DENVER — As COVID-19 cases rise and hospital capacity dwindles, federal health officials are working to get the public quicker access to booster shots.
For Tom Morris, the booster was a no brainer.
“You get to be 82-years-old, things happen,” Morris said as he filled out paperwork to get his booster at National Jewish Health on Monday. “I have ulcerative colitis, COPD, asthma, high blood pressure.”
Researchers like Dr. Mike Wechsler, professor of medicine at National Jewish, are grateful for test subjects like Morris.
“It’ll be interesting to see whether or not you’ve mounted a response from your prior two shots,” Wechsler said to Morris as they prepared to get a blood sample. “We’re most concerned about a few subgroups: older patients with waning response, those on immunosuppressants who are less likely to make antibodies.”
Wechsler and his team are conducting a study to see how certain patients are responding to the COVID-19 vaccine and the booster. Their research is already revealing.
“About 25% of people whom we’ve checked antibodies have low levels or no levels of antibodies, and so those are the people we’re most concerned about. And then, people with chronic medical conditions, people with lung disease, auto-immune disease, heart disease. Those people are most susceptible to bad effects of COVID to begin with.”
Whether the booster is having a huge impact is still debatable.
What those like Dr. Steve Frankel, pulmonologist at National Jewish, do know is that it is recommended for immunosuppressed individuals.
“Those are people who have had solid organ transplants: kidney transplants, liver transplants, lung transplants,” Frankel said.
The booster is simply another dose of the vaccine.
“It is just another dose of the same stuff,” Frankel said. “But if you think about when you were a kid, that’s how you got vaccines.”
At the moment, doctors recommend getting the same vaccine, not mixing and matching.
“If you received Moderna, it would be a third dose of Moderna,” Frankel said.
For those who got the Johnson and Johnson vaccine, there’s still no official recommendation on a second dose.
Monday, a CDC panel met to consider booster shots for all eligible Americans.
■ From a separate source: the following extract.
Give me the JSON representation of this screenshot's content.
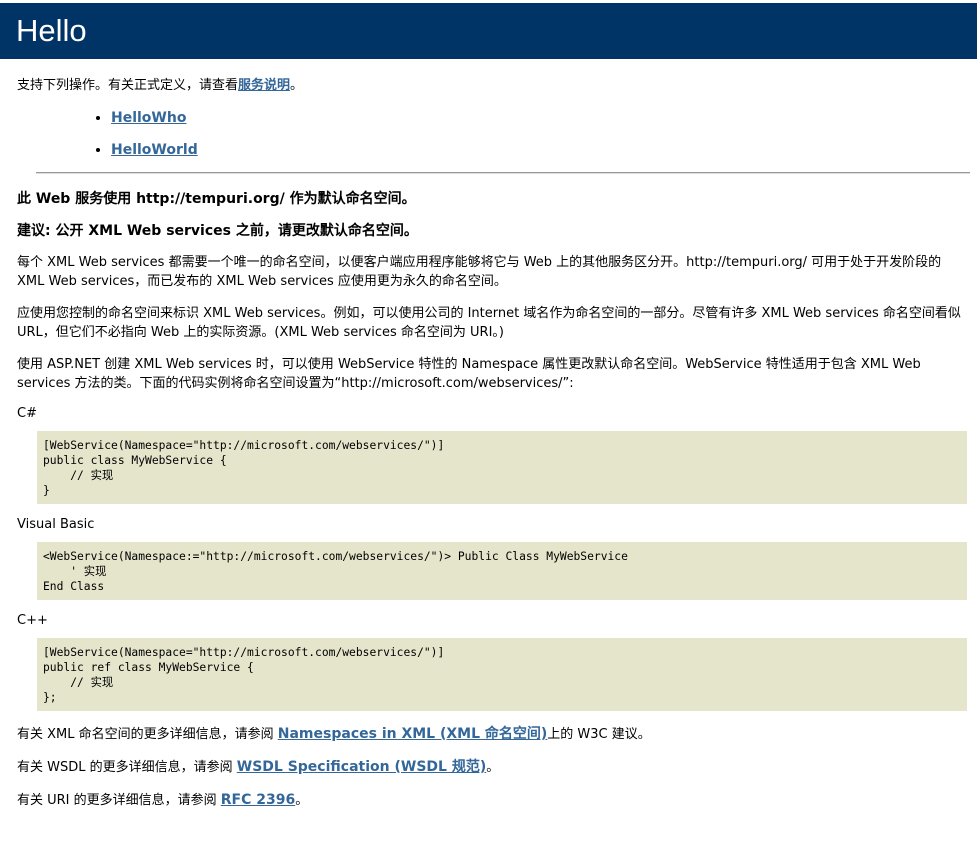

They plan to meet again next month.
The CDC says some people who are moderately to severely immunocompromised should get a third dose right now, but only for the Pfizer or Moderna vaccine.
“Well, that’s a bigger question,” Frankel said. “Because if your immune system works pretty well, you’re probably pretty good with the two doses.”
It’s also still unclear whether the booster will be like an annual flu shot.
“It’s a moving target in that sense,” Frankel said. “Is it the kind of thing where every five years they change the formula a little bit and you get another one. Or do you get two or three shots right now and we’re done? We don’t know. It takes more research.”
Which is why Morris is happy to be volunteering for the vaccine responsiveness study at National Jewish.
“I would love to get an antibody test,” Morris said. “I’ve never had one. It’s not about me much because I’m 82 and I could go any minute.”
Right now, it is not clear what the CDC will say about whether vaccinated people should get boosters before travel. Under the current guidance, fully vaccinated people can travel two weeks after their second shot.
For anyone traveling to an area with a high rate of COVID-19 transmission, it is recommended to get a booster and then wait two weeks before traveling.